HIGH POINT, N.C. – The recent announcement of $40 million in gifts to High Point University feeds into the school’s 10-year plan to raise and spend $2.1 billion and to define itself as an up-and-coming Southeastern private university.
Three High Point families and university president Nido Qubein, an entrepreneur and motivational speaker, are each giving the school $10 million, the university announced Thursday. Most of the money will go toward a new $70 million health sciences school, and the proposed pharmacy school is expected to open in 2013.
The projects are part of a dramatic expansion of the 86-year-old school, which this week won zoning approval to demolish 72-year-old Grace Evangelical Lutheran Church to make way for a new campus housing project, the High Point Enterprise reported Friday.

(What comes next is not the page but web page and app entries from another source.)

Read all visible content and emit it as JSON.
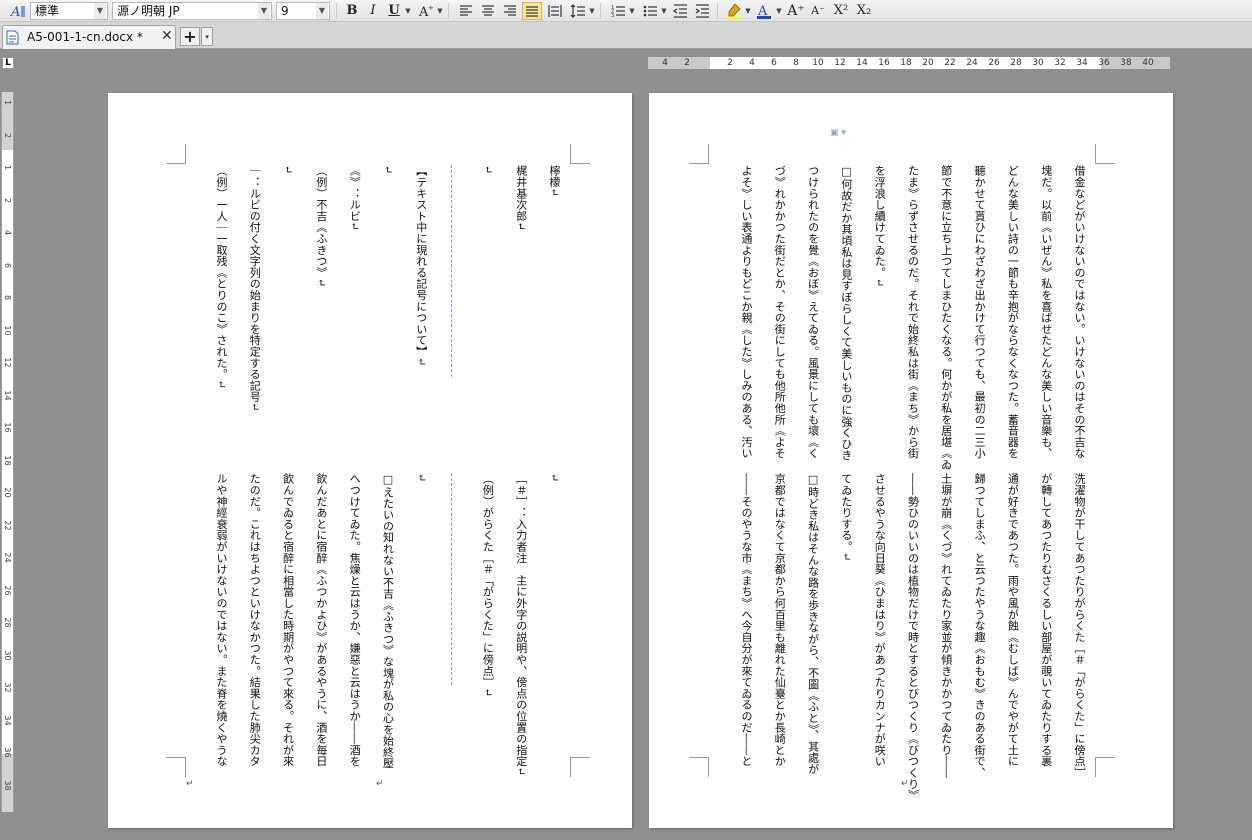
{
  "toolbar": {
    "style_value": "標準",
    "font_value": "源ノ明朝 JP",
    "size_value": "9",
    "bold": "B",
    "italic": "I",
    "underline": "U",
    "superscript": "X²",
    "subscript": "X₂",
    "grow_font": "A⁺",
    "shrink_font": "A⁻"
  },
  "tab": {
    "title": "A5-001-1-cn.docx *",
    "close": "✕",
    "new": "+",
    "menu": "▾"
  },
  "ruler": {
    "corner": "L",
    "h_ticks": [
      "4",
      "2",
      "2",
      "4",
      "6",
      "8",
      "10",
      "12",
      "14",
      "16",
      "18",
      "20",
      "22",
      "24",
      "26",
      "28",
      "30",
      "32",
      "34",
      "36",
      "38",
      "40"
    ],
    "v_ticks": [
      "1",
      "2",
      "1",
      "2",
      "4",
      "6",
      "8",
      "10",
      "12",
      "14",
      "16",
      "18",
      "20",
      "22",
      "24",
      "26",
      "28",
      "30",
      "32",
      "34",
      "36",
      "38"
    ]
  },
  "left_page": {
    "top_lines": [
      "檸檬↵",
      "梶井基次郎↵",
      "↵",
      "",
      "【テキスト中に現れる記号について】↵",
      "↵",
      "《》：ルビ↵",
      "（例）不吉《ふきつ》↵",
      "↵",
      "｜：ルビの付く文字列の始まりを特定する記号↵",
      "（例）一人｜一取残《とりのこ》された。↵"
    ],
    "bottom_lines": [
      "↵",
      "［＃］：入力者注　主に外字の説明や、傍点の位置の指定↵",
      "（例）がらくた［＃「がらくた」に傍点］↵",
      "",
      "↵",
      "□えたいの知れない不吉《ふきつ》な塊が私の心を始終壓",
      "へつけてゐた。焦燥と云はうか、嫌惡と云はうか――酒を",
      "飲んだあとに宿醉《ふつかよひ》があるやうに、酒を毎日",
      "飲んでゐると宿醉に相當した時期がやつて來る。それが來",
      "たのだ。これはちよつといけなかつた。結果した肺尖カタ",
      "ルや神經衰弱がいけないのではない。また脊を燒くやうな"
    ]
  },
  "right_page": {
    "top_lines": [
      "借金などがいけないのではない。いけないのはその不吉な",
      "塊だ。以前《いぜん》私を喜ばせたどんな美しい音樂も、",
      "どんな美しい詩の一節も辛抱がならなくなつた。蓄音器を",
      "聽かせて貰ひにわざわざ出かけて行つても、最初の二三小",
      "節で不意に立ち上つてしまひたくなる。何かが私を居堪《ゐ",
      "たま》らずさせるのだ。それで始終私は街《まち》から街",
      "を浮浪し續けてゐた。↵",
      "□何故だか其頃私は見すぼらしくて美しいものに強くひき",
      "つけられたのを覺《おぼ》えてゐる。風景にしても壞《く",
      "づ》れかかつた街だとか、その街にしても他所他所《よそ",
      "よそ》しい表通よりもどこか親《した》しみのある、汚い"
    ],
    "bottom_lines": [
      "洗濯物が干してあつたりがらくた［＃「がらくた」に傍点］",
      "が轉してあつたりむさくるしい部屋が覗いてゐたりする裏",
      "通が好きであつた。雨や風が蝕《むしば》んでやがて土に",
      "歸つてしまふ、と云つたやうな趣《おもむ》きのある街で、",
      "土塀が崩《くづ》れてゐたり家並が傾きかかつてゐたり――",
      "――勢ひのいいのは植物だけで時とするとびつくり《びつくり》",
      "させるやうな向日葵《ひまはり》があつたりカンナが咲い",
      "てゐたりする。↵",
      "□時どき私はそんな路を歩きながら、不圖《ふと》、其處が",
      "京都ではなくて京都から何百里も離れた仙臺とか長崎とか",
      "――そのやうな市《まち》へ今自分が來てゐるのだ――と"
    ]
  }
}
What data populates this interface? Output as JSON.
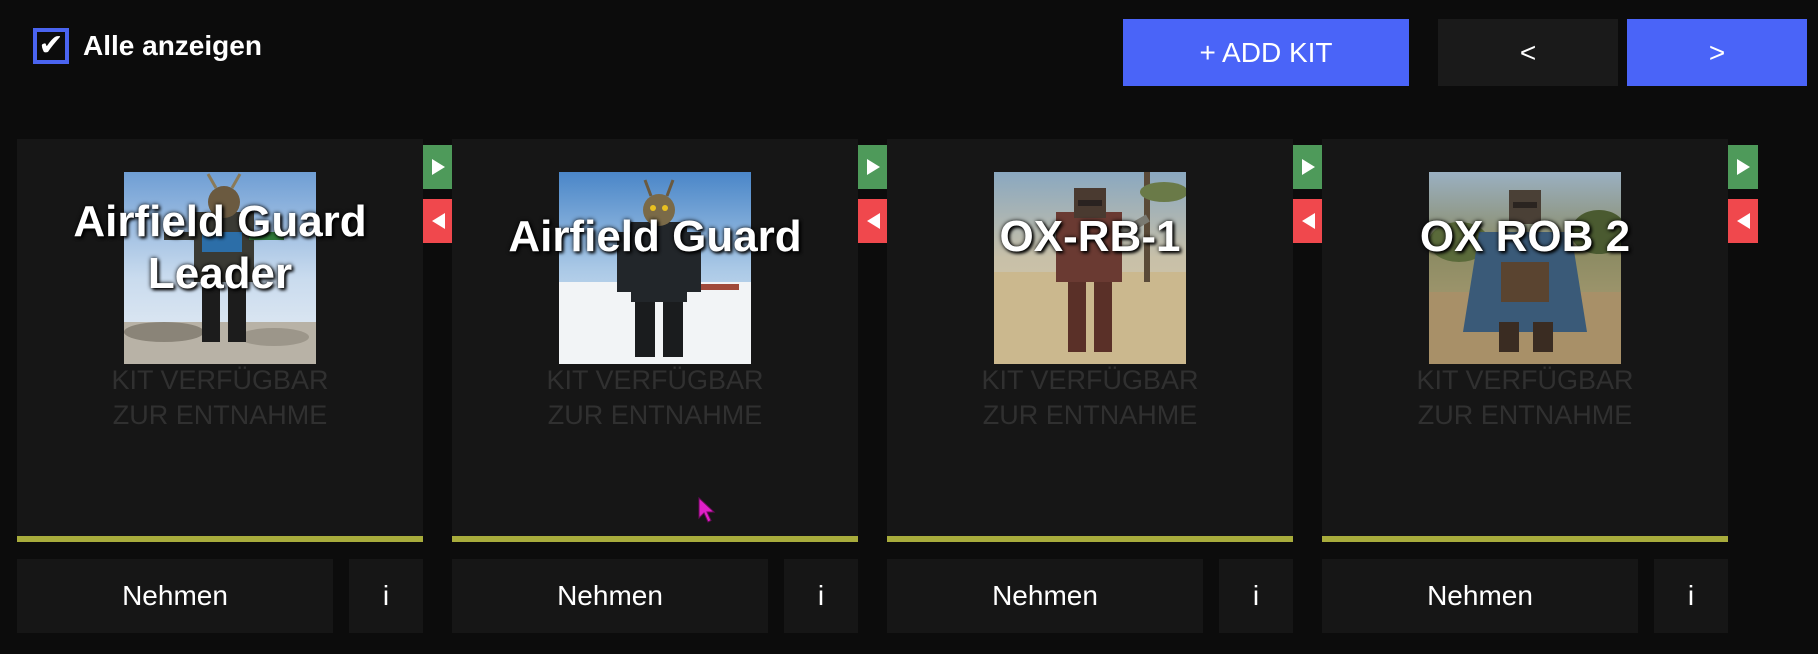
{
  "header": {
    "show_all_label": "Alle anzeigen",
    "show_all_checked": true,
    "checkmark": "✔",
    "add_kit_label": "+ ADD KIT",
    "prev_label": "<",
    "next_label": ">"
  },
  "kits": [
    {
      "title": "Airfield Guard Leader",
      "status_line1": "KIT VERFÜGBAR",
      "status_line2": "ZUR ENTNAHME",
      "take_label": "Nehmen",
      "info_label": "i",
      "image_icon": "airfield-guard-leader-portrait"
    },
    {
      "title": "Airfield Guard",
      "status_line1": "KIT VERFÜGBAR",
      "status_line2": "ZUR ENTNAHME",
      "take_label": "Nehmen",
      "info_label": "i",
      "image_icon": "airfield-guard-portrait"
    },
    {
      "title": "OX-RB-1",
      "status_line1": "KIT VERFÜGBAR",
      "status_line2": "ZUR ENTNAHME",
      "take_label": "Nehmen",
      "info_label": "i",
      "image_icon": "ox-rb-1-portrait"
    },
    {
      "title": "OX ROB 2",
      "status_line1": "KIT VERFÜGBAR",
      "status_line2": "ZUR ENTNAHME",
      "take_label": "Nehmen",
      "info_label": "i",
      "image_icon": "ox-rob-2-portrait"
    }
  ],
  "colors": {
    "background": "#0c0c0c",
    "card": "#161616",
    "accent_blue": "#4a64f8",
    "progress_bar": "#a8ac3c",
    "play_green": "#4e9a5a",
    "back_red": "#f0484d",
    "status_text": "#303030",
    "cursor": "#e020c8"
  }
}
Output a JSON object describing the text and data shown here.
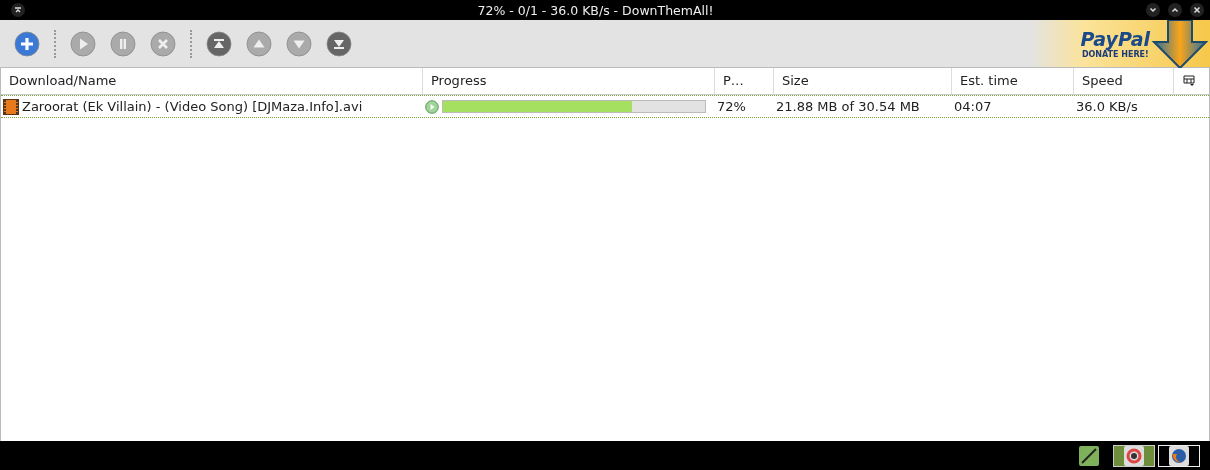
{
  "window": {
    "title": "72% - 0/1 - 36.0 KB/s - DownThemAll!"
  },
  "toolbar": [
    {
      "kind": "add",
      "disabled": false
    },
    {
      "kind": "separator"
    },
    {
      "kind": "start",
      "disabled": true
    },
    {
      "kind": "pause",
      "disabled": true
    },
    {
      "kind": "cancel",
      "disabled": true
    },
    {
      "kind": "separator"
    },
    {
      "kind": "top",
      "disabled": false
    },
    {
      "kind": "up",
      "disabled": true
    },
    {
      "kind": "down",
      "disabled": true
    },
    {
      "kind": "bottom",
      "disabled": false
    }
  ],
  "donate": {
    "brand": "PayPal",
    "caption": "DONATE HERE!"
  },
  "table": {
    "columns": [
      "Download/Name",
      "Progress",
      "P…",
      "Size",
      "Est. time",
      "Speed"
    ],
    "rows": [
      {
        "name": "Zaroorat (Ek Villain) - (Video Song) [DJMaza.Info].avi",
        "level": 0.72,
        "percent": "72%",
        "size": "21.88 MB of 30.54 MB",
        "time": "04:07",
        "speed": "36.0 KB/s",
        "selected": true
      }
    ]
  },
  "taskbar": [
    {
      "kind": "pen",
      "selected": false,
      "highlighted": false
    },
    {
      "kind": "color-wheel",
      "selected": true,
      "highlighted": false
    },
    {
      "kind": "browser",
      "selected": false,
      "highlighted": true
    }
  ]
}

The university has raised $170 million since Qubein became president in 2005. During that time, the university has grown from 1,450 students to an expected 3,800 next fall, while a building boom has expanded the campus from 92 acres to 140 acres. Another 1,200 students are enrolled in its graduate school and evening degree programs.
“We’ve done it all without an official (fundraising) campaign,” Qubein told the Winston-Salem Journal. “It’s been me talking to some families about the vision of High Point University.”
The families of Earl E. Congdon, Fred E. Wilson Jr. and Mark A. Norcross were the other ones to give to the university, according to the liberal arts school’s website. High Point is located off Interstate 85 just south of Greensboro.
Campus officials expect enrollment to continue growing, to 5,000 undergraduates by 2017.
The university has a $2.1 billion expansion target and already has committed $550 million to construct 28 new buildings, add 120 faculty members and buy the nearby Oak Hollow Mall for $9 million.
The mall purchase gives the university room for future expansion, vice president and chief of staff Chris Dudley said. Meanwhile, the mall’s previous owners are managing the property while school leaders evaluate their options, he said.
“We have a sheet of 300 ideas,” Dudley said. “It is a matter of timing and what is possible there.”
The university has completed construction of eight new buildings and two stadiums and renovated 16 buildings and is working on a parking deck, new restaurants, a tennis complex and four new residence halls. Plans also include a $60 million, 5,500-seat basketball arena.
Attending the university costs $35,400 this year, which covers tuition, fees, room and board, parking, laundry and athletic events. Classes typically have 17 students and a ratio of 14 students to each faculty member.
The students, and their parents, have proved to be a new source of revenue. Parents with students enrolled in the school donated $14,000 in 2005, Qubein said. This year’s parents have given $2.8 million, he said.
“Philanthropists like to see a clear vision, and they like to see the vision framed by solid leadership, and they like to see focused execution,” Qubein said. “We have that in ample supply.”